**What you will do:** Exact copies of all the lines below are required.

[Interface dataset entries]

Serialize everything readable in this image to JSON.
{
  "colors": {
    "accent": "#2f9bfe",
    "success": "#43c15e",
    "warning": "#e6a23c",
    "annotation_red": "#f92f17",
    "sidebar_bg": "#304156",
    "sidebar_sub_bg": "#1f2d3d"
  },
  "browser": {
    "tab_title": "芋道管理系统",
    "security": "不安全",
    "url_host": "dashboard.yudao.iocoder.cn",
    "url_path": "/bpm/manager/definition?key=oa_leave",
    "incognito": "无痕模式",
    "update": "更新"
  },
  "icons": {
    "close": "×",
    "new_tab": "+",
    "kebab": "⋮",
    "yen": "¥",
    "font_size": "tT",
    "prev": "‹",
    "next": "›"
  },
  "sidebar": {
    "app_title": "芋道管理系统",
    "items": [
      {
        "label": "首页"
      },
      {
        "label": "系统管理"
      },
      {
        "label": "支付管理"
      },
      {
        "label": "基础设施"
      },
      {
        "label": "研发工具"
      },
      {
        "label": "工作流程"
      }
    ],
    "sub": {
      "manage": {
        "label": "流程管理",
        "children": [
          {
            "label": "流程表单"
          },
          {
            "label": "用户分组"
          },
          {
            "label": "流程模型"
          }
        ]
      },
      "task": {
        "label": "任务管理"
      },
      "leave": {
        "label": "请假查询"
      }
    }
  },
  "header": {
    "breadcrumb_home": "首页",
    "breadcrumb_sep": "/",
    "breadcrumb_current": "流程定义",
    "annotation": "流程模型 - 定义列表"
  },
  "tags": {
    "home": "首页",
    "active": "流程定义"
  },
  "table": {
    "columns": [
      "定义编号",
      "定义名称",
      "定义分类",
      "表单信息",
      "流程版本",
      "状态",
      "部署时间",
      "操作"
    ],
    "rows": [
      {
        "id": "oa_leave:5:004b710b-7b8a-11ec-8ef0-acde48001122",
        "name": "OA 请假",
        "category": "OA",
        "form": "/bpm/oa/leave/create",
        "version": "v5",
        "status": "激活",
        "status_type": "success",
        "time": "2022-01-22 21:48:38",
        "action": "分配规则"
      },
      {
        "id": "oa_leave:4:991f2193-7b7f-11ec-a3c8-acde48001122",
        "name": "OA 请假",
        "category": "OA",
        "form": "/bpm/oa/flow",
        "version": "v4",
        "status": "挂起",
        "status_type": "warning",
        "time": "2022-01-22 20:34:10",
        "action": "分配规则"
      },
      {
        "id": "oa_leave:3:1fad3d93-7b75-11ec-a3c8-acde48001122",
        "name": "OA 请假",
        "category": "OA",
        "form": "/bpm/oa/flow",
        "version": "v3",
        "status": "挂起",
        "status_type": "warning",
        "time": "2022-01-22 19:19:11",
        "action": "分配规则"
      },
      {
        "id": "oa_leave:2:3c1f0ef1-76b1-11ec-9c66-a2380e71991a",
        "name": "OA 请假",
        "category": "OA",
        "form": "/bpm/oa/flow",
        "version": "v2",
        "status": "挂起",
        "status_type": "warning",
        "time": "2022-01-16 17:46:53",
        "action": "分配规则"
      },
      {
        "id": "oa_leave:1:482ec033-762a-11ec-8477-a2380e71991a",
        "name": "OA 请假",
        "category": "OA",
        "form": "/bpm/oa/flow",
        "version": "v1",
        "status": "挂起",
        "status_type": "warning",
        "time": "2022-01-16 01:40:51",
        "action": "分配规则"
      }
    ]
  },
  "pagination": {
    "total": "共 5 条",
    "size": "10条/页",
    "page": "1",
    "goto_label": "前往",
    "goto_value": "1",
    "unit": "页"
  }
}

**Solution:**
Serialize everything readable in this image to JSON.
{
  "colors": {
    "accent": "#2f9bfe",
    "success": "#43c15e",
    "warning": "#e6a23c",
    "annotation_red": "#f92f17",
    "sidebar_bg": "#304156",
    "sidebar_sub_bg": "#1f2d3d"
  },
  "browser": {
    "tab_title": "芋道管理系统",
    "security": "不安全",
    "url_host": "dashboard.yudao.iocoder.cn",
    "url_path": "/bpm/manager/definition?key=oa_leave",
    "incognito": "无痕模式",
    "update": "更新"
  },
  "icons": {
    "close": "×",
    "new_tab": "+",
    "kebab": "⋮",
    "yen": "¥",
    "font_size": "tT",
    "prev": "‹",
    "next": "›"
  },
  "sidebar": {
    "app_title": "芋道管理系统",
    "items": [
      {
        "label": "首页"
      },
      {
        "label": "系统管理"
      },
      {
        "label": "支付管理"
      },
      {
        "label": "基础设施"
      },
      {
        "label": "研发工具"
      },
      {
        "label": "工作流程"
      }
    ],
    "sub": {
      "manage": {
        "label": "流程管理",
        "children": [
          {
            "label": "流程表单"
          },
          {
            "label": "用户分组"
          },
          {
            "label": "流程模型"
          }
        ]
      },
      "task": {
        "label": "任务管理"
      },
      "leave": {
        "label": "请假查询"
      }
    }
  },
  "header": {
    "breadcrumb_home": "首页",
    "breadcrumb_sep": "/",
    "breadcrumb_current": "流程定义",
    "annotation": "流程模型 - 定义列表"
  },
  "tags": {
    "home": "首页",
    "active": "流程定义"
  },
  "table": {
    "columns": [
      "定义编号",
      "定义名称",
      "定义分类",
      "表单信息",
      "流程版本",
      "状态",
      "部署时间",
      "操作"
    ],
    "rows": [
      {
        "id": "oa_leave:5:004b710b-7b8a-11ec-8ef0-acde48001122",
        "name": "OA 请假",
        "category": "OA",
        "form": "/bpm/oa/leave/create",
        "version": "v5",
        "status": "激活",
        "status_type": "success",
        "time": "2022-01-22 21:48:38",
        "action": "分配规则"
      },
      {
        "id": "oa_leave:4:991f2193-7b7f-11ec-a3c8-acde48001122",
        "name": "OA 请假",
        "category": "OA",
        "form": "/bpm/oa/flow",
        "version": "v4",
        "status": "挂起",
        "status_type": "warning",
        "time": "2022-01-22 20:34:10",
        "action": "分配规则"
      },
      {
        "id": "oa_leave:3:1fad3d93-7b75-11ec-a3c8-acde48001122",
        "name": "OA 请假",
        "category": "OA",
        "form": "/bpm/oa/flow",
        "version": "v3",
        "status": "挂起",
        "status_type": "warning",
        "time": "2022-01-22 19:19:11",
        "action": "分配规则"
      },
      {
        "id": "oa_leave:2:3c1f0ef1-76b1-11ec-9c66-a2380e71991a",
        "name": "OA 请假",
        "category": "OA",
        "form": "/bpm/oa/flow",
        "version": "v2",
        "status": "挂起",
        "status_type": "warning",
        "time": "2022-01-16 17:46:53",
        "action": "分配规则"
      },
      {
        "id": "oa_leave:1:482ec033-762a-11ec-8477-a2380e71991a",
        "name": "OA 请假",
        "category": "OA",
        "form": "/bpm/oa/flow",
        "version": "v1",
        "status": "挂起",
        "status_type": "warning",
        "time": "2022-01-16 01:40:51",
        "action": "分配规则"
      }
    ]
  },
  "pagination": {
    "total": "共 5 条",
    "size": "10条/页",
    "page": "1",
    "goto_label": "前往",
    "goto_value": "1",
    "unit": "页"
  }
}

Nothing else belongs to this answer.